There was a wounded soldier in one of the last groups taken up by the elevator who strangely attracted everybody's attention. He was a short, young, lean, ghastly pale Jew. All the wounded were pale, but there was something sinister about the pallor of his face; it was a paleness of an utterly exhausted, anæmic or fatally sick man. He was walking alone, feebly moving his feet, and like everybody else bent to kiss the hand of the priest, but he hardly knew what he was doing, and his kiss was strangely indifferent and meaningless. He was evidently wounded in his arm, which he held stretched out. Several fingers were wrapped up, the others, which were not injured, were covered with a crust of dirt and blood. But on his coat, on the back, there was a large brown blotch of blood, a very large one, covering almost half of his back and in the midst of the soft cloth it bulged stiffly as if starched. And this horrible spot told the simple story of the battle and the wound. But it was not the stain that made him so peculiarly conspicuous—other soldiers had similar blotches—it was rather his unusual pallor, thinness and smallness, and, above all, an expression of peculiar timidity, as if he was not at all sure whether his behaviour was appropriate and whether he had come to the right place. The faces of the other wounded soldiers, non-Jews, expressed nothing of the kind. These men were confused, but not afraid, and walked straight ahead, into the ward.

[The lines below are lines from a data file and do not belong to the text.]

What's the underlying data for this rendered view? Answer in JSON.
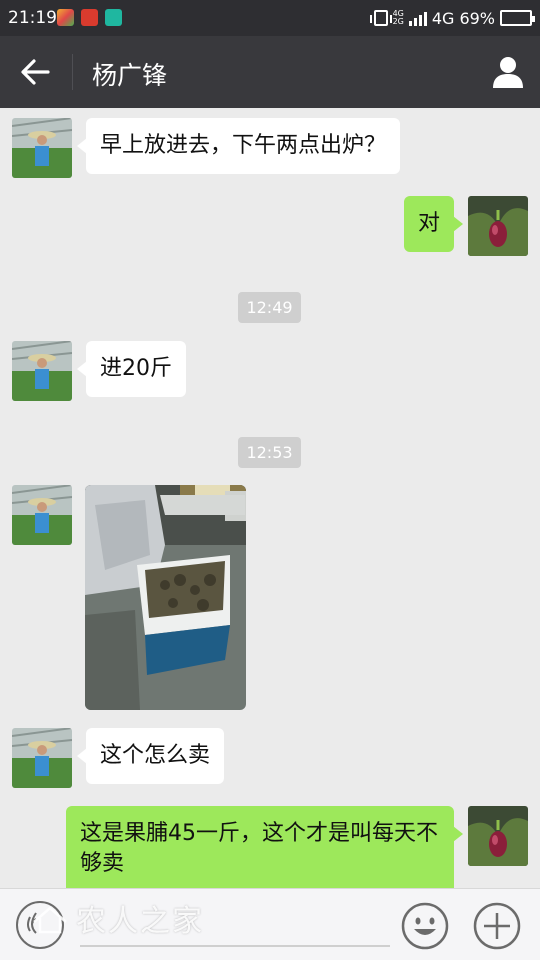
{
  "status_bar": {
    "time": "21:19",
    "network": "4G",
    "network_small_top": "4G",
    "network_small_bottom": "2G",
    "battery_percent": "69%",
    "battery_level": 0.69
  },
  "header": {
    "contact_name": "杨广锋",
    "back_icon": "arrow-left-icon",
    "profile_icon": "person-icon"
  },
  "messages": [
    {
      "side": "in",
      "type": "text",
      "text": "早上放进去，下午两点出炉？"
    },
    {
      "side": "out",
      "type": "text",
      "text": "对"
    },
    {
      "type": "timestamp",
      "text": "12:49"
    },
    {
      "side": "in",
      "type": "text",
      "text": "进20斤"
    },
    {
      "type": "timestamp",
      "text": "12:53"
    },
    {
      "side": "in",
      "type": "image"
    },
    {
      "side": "in",
      "type": "text",
      "text": "这个怎么卖"
    },
    {
      "side": "out",
      "type": "text",
      "text": "这是果脯45一斤，这个才是叫每天不够卖"
    }
  ],
  "input_bar": {
    "voice_icon": "voice-icon",
    "emoji_icon": "smiley-icon",
    "plus_icon": "plus-icon",
    "watermark": "农人之家"
  },
  "colors": {
    "header_bg": "#39393d",
    "chat_bg": "#ebebeb",
    "outgoing_bubble": "#9de85b",
    "incoming_bubble": "#ffffff"
  }
}
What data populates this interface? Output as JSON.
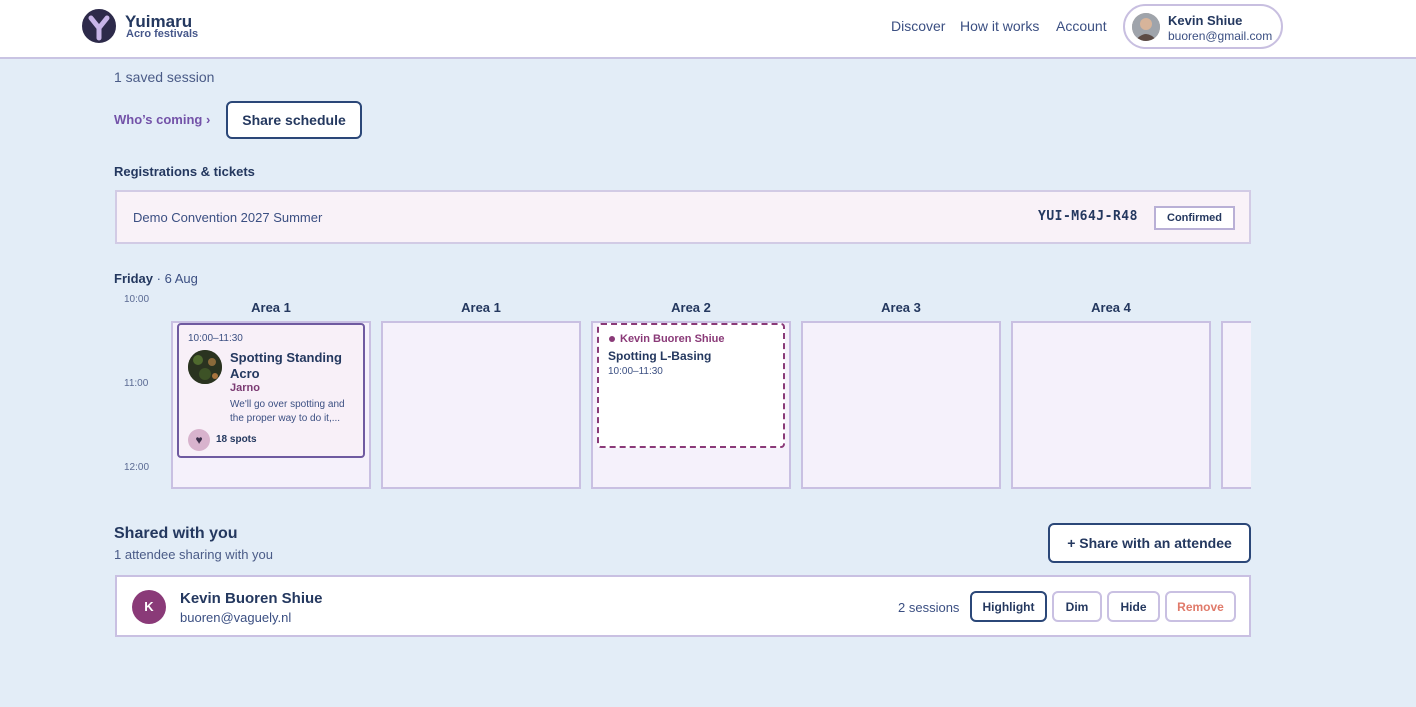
{
  "header": {
    "brand_name": "Yuimaru",
    "brand_sub": "Acro festivals",
    "nav": [
      "Discover",
      "How it works",
      "Account"
    ],
    "user": {
      "name": "Kevin Shiue",
      "email": "buoren@gmail.com"
    }
  },
  "summary": {
    "saved_sessions": "1 saved session",
    "whos_coming": "Who’s coming ›",
    "share_schedule": "Share schedule"
  },
  "registrations": {
    "title": "Registrations & tickets",
    "items": [
      {
        "event": "Demo Convention 2027 Summer",
        "code": "YUI-M64J-R48",
        "status": "Confirmed"
      }
    ]
  },
  "schedule": {
    "day": "Friday",
    "date": "· 6 Aug",
    "times": [
      "10:00",
      "11:00",
      "12:00"
    ],
    "areas": [
      "Area 1",
      "Area 1",
      "Area 2",
      "Area 3",
      "Area 4"
    ],
    "own_session": {
      "time": "10:00–11:30",
      "title": "Spotting Standing Acro",
      "host": "Jarno",
      "description": "We'll go over spotting and the proper way to do it,...",
      "spots": "18 spots"
    },
    "shared_session": {
      "owner": "Kevin Buoren Shiue",
      "title": "Spotting L-Basing",
      "time": "10:00–11:30"
    }
  },
  "shared": {
    "title": "Shared with you",
    "subtitle": "1 attendee sharing with you",
    "share_button": "+ Share with an attendee",
    "attendees": [
      {
        "initial": "K",
        "name": "Kevin Buoren Shiue",
        "email": "buoren@vaguely.nl",
        "sessions": "2 sessions",
        "actions": [
          "Highlight",
          "Dim",
          "Hide",
          "Remove"
        ]
      }
    ]
  },
  "colors": {
    "page_bg": "#e3edf7",
    "accent_purple": "#7352a8",
    "shared_magenta": "#8a3a78",
    "navy": "#24385f",
    "remove_red": "#e07a6a"
  }
}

And then I recollected how a military sanitarian, whose duty it is to escort a train of wounded soldiers, had told me that the wounded Jews actually try not to moan. It was hardly credible, and at first I did not believe it; how was it possible, that a wounded soldier, freshly picked up from the battlefield and lying among wounded soldiers should try not to moan, as all do? But the sanitarian confirmed his statement and added: they are afraid to attract attention to themselves.

The Jewish soldier entered the ward after the others, and the door was closed, but his image, sorrowful and disquieting, lingered before my eyes. Of course, he, too, tried not to attract attention—and therein is the cause of his shyness; and when his wound will be dressed and he will be put into bed, he will also try not to moan. For, what right has he to moan aloud?

It is very possible, that he has no right of settlement in Petrograd and is allowed to stay there only as one of the wounded; a rather precarious right! And that which is home for others is nothing but a kind of honourable imprisonment for him; he will be kept for a while, then they will let him go, saying: "Go away, you must not be here."

And what if his mother, or sister, or father, who also have no right of settlement, will desire to come to him and kiss his bloodstained hand which has defended Russia—vague, distant Russia? But these reflections and questions came to my mind later. At the moment, I beheld, with the eyes of a peaceful citizen, the bloody, hardened blotch and the dreadful pallor of war, and the needless terror before that which, after all, is your own, and I felt an overwhelming depression and sadness.

Leonid N. Andreyev